Dozer enthusiasts found a plentiful supply of the front-bladed beasts, including several that demonstrated their capabilities in the dirt pile. For example, Rueben Brubaker had his 1954 hydraulic dozer-equipped Cat D4 on hand, and Alan Smith displayed his 1958 Model 955 track loader. But none of the dozers pleased the crowds as much as Bill Glenn's D2 with hydraulic blade. Bill worked his little Cat hard to maintain some order in the demonstration area, and he always had an audience.

Ken Avery's meticulously restored 1922 Best 30 crawler was also a crowd favorite. The well-aged piece of iron looked better than brand new, from the beautifully polished brass and copper fuel system to the bright red grousers on the machine's like-new tracks. Even the varnished wood seat frame was unmarred. When folks refer to a piece of machinery as a work of art, Ken's Best crawler would have to set the standard. It is hard to believe that this machine once served duty as a prime mover - and survived.
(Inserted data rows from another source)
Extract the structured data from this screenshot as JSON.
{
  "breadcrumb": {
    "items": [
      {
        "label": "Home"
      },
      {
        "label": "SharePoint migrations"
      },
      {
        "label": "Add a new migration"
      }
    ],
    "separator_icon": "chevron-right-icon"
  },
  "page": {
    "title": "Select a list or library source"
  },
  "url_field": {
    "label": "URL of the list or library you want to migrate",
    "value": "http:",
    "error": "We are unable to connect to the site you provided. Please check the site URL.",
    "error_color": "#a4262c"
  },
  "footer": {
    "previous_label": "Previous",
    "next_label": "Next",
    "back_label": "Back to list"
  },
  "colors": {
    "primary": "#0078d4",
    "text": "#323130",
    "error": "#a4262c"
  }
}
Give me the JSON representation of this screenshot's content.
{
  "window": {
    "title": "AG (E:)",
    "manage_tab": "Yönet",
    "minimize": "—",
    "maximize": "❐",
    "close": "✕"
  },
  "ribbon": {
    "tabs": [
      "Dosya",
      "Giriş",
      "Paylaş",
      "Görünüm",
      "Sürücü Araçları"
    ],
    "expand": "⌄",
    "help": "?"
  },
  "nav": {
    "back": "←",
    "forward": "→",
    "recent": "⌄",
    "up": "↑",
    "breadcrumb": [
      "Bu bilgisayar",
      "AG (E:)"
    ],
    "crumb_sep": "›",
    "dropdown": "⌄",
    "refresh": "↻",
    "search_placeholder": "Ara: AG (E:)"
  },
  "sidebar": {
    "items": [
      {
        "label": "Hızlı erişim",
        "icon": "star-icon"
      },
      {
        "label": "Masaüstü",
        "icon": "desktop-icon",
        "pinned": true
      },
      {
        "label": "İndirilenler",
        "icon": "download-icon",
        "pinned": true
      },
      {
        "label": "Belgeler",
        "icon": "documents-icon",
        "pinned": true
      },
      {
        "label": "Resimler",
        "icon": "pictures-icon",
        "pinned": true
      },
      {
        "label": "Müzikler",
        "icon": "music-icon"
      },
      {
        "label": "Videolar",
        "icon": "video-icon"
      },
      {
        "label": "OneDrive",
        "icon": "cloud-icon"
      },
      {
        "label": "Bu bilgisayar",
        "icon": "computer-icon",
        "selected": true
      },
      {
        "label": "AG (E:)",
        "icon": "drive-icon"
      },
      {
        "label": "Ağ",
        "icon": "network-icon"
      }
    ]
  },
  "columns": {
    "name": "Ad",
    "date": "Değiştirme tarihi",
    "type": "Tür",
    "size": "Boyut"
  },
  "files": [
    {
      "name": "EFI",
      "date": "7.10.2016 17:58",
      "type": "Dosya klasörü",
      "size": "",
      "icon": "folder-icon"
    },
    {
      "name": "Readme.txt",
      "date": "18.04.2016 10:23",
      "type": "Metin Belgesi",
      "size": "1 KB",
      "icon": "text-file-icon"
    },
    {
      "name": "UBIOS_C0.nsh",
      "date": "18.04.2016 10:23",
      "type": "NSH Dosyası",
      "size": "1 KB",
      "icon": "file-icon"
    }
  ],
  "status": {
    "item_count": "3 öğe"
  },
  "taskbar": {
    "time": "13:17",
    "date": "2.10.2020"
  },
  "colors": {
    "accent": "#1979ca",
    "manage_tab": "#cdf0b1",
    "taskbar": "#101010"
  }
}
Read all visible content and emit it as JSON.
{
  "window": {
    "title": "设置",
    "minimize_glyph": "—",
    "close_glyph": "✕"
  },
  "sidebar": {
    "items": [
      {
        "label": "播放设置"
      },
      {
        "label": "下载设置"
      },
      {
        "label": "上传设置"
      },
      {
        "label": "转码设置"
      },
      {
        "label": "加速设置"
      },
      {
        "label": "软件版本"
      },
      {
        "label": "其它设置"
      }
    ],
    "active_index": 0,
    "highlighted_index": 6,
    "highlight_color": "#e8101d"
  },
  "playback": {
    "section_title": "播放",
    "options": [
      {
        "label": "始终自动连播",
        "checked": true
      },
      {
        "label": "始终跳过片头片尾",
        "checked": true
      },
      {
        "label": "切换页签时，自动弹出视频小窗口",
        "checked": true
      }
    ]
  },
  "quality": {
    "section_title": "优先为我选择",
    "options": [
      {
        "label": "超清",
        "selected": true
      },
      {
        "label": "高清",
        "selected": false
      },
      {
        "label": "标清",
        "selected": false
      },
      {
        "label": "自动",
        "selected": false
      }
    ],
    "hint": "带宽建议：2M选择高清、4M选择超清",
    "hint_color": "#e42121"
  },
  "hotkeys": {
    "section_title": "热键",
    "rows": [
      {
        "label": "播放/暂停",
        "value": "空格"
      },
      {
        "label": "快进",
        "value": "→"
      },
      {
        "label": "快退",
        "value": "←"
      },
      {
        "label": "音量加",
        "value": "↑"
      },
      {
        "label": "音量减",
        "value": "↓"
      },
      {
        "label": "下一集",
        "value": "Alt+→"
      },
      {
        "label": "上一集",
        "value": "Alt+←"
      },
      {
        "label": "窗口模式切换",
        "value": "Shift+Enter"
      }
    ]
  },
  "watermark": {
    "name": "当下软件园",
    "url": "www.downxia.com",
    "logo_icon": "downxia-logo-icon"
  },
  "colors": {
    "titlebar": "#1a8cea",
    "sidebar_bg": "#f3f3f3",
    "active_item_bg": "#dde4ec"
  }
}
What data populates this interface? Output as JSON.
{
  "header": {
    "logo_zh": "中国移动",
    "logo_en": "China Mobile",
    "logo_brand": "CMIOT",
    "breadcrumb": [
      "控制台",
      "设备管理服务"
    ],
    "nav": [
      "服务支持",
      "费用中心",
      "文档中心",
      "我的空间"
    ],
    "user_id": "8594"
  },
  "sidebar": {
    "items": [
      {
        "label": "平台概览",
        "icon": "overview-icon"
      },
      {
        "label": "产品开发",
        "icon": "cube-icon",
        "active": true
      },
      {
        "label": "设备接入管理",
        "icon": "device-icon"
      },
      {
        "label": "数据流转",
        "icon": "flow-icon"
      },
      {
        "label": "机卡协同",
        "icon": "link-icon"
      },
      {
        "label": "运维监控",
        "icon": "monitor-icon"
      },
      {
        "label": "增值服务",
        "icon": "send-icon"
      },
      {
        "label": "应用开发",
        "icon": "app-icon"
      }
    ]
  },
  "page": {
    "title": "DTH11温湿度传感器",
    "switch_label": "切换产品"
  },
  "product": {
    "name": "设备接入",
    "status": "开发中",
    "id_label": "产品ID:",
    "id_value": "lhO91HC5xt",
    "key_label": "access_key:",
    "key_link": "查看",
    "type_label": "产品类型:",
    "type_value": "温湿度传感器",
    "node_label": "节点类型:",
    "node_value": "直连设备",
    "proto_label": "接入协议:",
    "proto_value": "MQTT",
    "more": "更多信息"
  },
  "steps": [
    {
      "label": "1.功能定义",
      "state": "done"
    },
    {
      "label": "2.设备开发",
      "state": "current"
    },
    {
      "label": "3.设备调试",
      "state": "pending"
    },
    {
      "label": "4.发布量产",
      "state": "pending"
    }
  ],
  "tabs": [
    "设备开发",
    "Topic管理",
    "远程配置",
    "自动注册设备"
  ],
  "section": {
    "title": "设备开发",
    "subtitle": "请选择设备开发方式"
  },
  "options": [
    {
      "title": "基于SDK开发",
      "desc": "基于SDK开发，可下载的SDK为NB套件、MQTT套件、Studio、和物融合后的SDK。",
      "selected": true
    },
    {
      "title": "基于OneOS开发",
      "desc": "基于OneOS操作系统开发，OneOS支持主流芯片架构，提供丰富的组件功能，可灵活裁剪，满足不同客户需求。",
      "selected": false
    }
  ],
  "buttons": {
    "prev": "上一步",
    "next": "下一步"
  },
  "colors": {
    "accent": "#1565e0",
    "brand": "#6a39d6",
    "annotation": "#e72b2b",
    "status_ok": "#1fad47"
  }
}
Several vintage self-propelled road graders were shown, including a 1952 Model No. 212 motor grader owned by Norm Schuldts, and a beautifully restored 1935 Cat Model No. 11 Auto Patrol motor grader. David Wintermute's 1931 Cat Model No. 10 Motor Patrol grader - part crawler and part wheel-grader - drew quite a crowd. This machine consists of a Caterpillar Ten crawler with the grader's superstructure and chassis bolted to the front, complete with steereable front wheels. In spite of the nearly perfect restoration, David used the machine to smooth the parade grounds to a fine finish once all of the cleated machines had passed. In addition to the self-propelled graders, early pull-type graders and terracers of all conditions were on display.

Crawling ahead

According to Bill Rudicill, ACMOC is a growing concern. He attributes that in part to Caterpillar's nearly universal brand recognition, and in part to the sandbox appeal of the equipment. "When we were kids, we played with toy Cats," Bill says with a confident smile. "As we got older, our toys got a little bigger." Bill should know: He's made a business of playing with Cats. His Petersburg, Ky., sand and gravel business uses Cat equipment almost exclusively.

- This year's ACMOC Summer Show will be held in conjunction with the Carstens 1880 Farmstead 23rd Annual Show in Shelby, Iowa, Sept. 9-11. For more information: Antique Caterpillar Machinery Owners Club, P.O. Box 2220, East Peoria, IL 61611; online at www.acmoc.org.

Oscar "Hank" Will III is an old-iron collector and freelance writer and photographer who retired from farming in 1999. He splits his time between his home in Gettysburg, Pa., and his farm in East Andover, N.H. Contact him at 243 W. Broadway, Gettysburg, PA 17325; (717) 337-6068; e-mail willo@gettysburg.edu